◆ **Requirement**
The string "this" appears in some lines of the entries that follow; copy each such line.

Segment Start: Record set

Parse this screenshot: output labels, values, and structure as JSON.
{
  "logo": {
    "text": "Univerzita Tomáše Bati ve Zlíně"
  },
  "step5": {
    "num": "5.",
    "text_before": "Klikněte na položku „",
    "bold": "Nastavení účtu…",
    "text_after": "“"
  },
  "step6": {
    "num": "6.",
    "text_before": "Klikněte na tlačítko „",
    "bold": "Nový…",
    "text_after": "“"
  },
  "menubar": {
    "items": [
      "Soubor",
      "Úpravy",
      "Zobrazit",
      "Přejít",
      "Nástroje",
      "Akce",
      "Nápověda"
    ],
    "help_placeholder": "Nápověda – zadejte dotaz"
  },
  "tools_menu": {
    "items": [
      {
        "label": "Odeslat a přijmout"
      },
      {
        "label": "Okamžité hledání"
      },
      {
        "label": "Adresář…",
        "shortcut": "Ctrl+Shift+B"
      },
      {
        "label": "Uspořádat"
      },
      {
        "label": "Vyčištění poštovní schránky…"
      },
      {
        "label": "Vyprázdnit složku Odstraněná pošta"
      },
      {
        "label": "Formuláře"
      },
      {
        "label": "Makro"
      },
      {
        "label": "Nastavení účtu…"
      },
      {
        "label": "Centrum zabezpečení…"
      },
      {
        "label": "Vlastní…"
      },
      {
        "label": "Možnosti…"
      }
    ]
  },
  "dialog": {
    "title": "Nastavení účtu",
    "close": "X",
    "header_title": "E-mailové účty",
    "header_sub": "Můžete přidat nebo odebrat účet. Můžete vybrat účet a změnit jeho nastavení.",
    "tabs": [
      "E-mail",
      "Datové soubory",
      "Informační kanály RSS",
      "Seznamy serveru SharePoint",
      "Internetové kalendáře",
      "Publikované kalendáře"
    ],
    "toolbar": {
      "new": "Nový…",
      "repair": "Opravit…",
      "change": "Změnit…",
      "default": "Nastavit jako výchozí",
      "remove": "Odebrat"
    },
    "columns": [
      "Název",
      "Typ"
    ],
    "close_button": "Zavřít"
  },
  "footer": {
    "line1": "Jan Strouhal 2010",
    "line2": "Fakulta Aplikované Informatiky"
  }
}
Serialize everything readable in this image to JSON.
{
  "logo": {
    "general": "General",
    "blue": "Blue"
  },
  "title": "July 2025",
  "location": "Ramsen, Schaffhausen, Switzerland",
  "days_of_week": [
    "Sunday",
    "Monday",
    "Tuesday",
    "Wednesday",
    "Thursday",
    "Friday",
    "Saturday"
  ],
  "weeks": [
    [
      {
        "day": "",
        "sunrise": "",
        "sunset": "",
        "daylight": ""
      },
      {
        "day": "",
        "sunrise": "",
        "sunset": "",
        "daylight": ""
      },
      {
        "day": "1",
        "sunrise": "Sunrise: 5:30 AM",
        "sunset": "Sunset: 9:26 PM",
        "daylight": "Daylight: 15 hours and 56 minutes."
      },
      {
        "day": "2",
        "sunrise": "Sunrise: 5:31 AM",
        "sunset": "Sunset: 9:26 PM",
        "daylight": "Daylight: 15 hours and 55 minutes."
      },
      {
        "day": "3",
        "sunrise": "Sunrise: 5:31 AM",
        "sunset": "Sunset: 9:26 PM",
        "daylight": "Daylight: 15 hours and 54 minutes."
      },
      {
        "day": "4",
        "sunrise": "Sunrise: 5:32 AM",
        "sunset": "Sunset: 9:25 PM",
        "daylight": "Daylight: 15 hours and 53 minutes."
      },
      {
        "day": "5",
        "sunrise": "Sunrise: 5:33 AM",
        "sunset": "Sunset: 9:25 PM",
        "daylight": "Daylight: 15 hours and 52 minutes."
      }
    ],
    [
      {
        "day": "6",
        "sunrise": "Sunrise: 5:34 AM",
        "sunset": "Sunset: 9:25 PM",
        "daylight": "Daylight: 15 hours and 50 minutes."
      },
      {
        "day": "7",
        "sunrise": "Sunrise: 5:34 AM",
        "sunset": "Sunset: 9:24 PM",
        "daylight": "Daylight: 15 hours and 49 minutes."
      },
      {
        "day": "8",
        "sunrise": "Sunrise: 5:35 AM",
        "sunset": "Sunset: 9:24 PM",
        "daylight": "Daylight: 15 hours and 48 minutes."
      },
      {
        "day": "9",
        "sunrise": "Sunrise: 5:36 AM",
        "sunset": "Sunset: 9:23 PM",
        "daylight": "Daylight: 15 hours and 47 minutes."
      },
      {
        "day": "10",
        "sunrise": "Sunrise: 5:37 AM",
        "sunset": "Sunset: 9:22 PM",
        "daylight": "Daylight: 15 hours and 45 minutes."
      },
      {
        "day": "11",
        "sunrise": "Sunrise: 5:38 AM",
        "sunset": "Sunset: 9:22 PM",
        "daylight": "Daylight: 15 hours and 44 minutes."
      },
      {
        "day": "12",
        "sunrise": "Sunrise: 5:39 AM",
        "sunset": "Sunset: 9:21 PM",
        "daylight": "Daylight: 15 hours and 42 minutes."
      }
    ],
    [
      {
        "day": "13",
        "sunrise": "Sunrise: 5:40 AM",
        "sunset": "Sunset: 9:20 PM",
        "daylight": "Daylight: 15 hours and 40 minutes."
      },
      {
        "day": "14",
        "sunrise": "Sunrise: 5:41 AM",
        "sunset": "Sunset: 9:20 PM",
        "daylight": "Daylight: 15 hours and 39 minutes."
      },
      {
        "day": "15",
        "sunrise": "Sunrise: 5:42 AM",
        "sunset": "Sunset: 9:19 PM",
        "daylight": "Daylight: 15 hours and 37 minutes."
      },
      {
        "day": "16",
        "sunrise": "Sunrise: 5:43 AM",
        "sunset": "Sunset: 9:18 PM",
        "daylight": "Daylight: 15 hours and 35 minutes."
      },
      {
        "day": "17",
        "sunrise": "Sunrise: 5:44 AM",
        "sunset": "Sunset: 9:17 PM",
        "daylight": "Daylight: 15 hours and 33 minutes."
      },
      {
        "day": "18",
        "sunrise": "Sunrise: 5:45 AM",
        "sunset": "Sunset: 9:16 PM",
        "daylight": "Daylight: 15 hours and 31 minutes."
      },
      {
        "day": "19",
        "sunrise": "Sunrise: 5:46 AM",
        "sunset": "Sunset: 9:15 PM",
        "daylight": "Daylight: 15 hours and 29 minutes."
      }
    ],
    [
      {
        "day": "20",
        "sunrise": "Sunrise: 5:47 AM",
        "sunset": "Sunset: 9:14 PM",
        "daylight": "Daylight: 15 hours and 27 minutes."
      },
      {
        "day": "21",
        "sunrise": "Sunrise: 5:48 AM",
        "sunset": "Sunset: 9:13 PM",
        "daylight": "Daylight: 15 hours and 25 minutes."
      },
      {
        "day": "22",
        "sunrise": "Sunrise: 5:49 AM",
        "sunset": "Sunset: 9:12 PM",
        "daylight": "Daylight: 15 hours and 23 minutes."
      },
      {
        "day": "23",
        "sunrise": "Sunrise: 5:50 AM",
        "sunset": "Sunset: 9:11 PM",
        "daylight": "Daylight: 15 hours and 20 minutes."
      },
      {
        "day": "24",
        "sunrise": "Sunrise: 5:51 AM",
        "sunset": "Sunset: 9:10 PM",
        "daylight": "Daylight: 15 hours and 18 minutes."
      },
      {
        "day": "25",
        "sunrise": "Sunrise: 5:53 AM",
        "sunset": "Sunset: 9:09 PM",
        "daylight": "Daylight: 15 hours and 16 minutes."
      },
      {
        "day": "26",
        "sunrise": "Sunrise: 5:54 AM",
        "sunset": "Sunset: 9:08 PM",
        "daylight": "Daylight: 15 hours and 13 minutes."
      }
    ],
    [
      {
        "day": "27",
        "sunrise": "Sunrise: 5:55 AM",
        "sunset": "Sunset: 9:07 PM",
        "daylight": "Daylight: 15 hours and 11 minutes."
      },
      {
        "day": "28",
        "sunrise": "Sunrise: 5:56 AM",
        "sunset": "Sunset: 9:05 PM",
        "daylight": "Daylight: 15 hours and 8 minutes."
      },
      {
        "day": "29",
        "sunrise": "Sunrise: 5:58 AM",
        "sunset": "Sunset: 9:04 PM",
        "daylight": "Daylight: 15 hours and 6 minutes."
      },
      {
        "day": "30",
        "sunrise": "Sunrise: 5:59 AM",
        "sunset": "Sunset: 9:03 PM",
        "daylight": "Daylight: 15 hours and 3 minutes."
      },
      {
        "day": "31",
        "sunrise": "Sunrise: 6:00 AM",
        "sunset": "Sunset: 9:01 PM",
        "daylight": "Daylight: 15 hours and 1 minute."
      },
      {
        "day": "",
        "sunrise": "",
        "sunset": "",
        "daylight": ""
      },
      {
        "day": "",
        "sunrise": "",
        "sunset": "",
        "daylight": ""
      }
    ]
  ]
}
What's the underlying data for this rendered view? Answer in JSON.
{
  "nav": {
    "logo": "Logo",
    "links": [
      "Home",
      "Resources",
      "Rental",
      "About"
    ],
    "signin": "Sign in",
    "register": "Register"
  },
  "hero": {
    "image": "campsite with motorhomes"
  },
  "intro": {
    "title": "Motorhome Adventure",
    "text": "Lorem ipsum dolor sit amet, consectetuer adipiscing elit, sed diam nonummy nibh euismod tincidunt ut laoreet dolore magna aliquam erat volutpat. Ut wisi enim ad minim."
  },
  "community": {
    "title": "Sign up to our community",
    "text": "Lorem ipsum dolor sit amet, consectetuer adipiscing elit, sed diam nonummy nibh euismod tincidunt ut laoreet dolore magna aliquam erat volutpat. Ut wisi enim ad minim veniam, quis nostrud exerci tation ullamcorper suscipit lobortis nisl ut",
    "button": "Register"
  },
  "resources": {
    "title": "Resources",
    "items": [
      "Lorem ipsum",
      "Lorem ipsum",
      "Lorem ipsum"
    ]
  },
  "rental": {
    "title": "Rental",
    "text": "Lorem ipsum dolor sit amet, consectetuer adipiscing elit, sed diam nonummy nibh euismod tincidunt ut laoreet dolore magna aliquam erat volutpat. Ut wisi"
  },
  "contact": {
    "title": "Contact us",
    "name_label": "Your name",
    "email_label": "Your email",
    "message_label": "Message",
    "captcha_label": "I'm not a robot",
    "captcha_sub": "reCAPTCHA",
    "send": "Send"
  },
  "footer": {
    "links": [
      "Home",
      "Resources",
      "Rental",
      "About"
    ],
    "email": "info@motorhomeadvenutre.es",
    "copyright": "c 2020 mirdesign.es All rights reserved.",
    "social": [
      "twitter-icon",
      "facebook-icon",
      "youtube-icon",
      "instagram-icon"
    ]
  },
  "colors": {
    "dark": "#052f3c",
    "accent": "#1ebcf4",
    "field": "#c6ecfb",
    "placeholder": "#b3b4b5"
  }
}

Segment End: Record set

◆ **Exercise result**
Parse this screenshot: output labels, values, and structure as JSON.
Serialize everything readable in this image to JSON.
What's the underlying data for this rendered view? Answer in JSON.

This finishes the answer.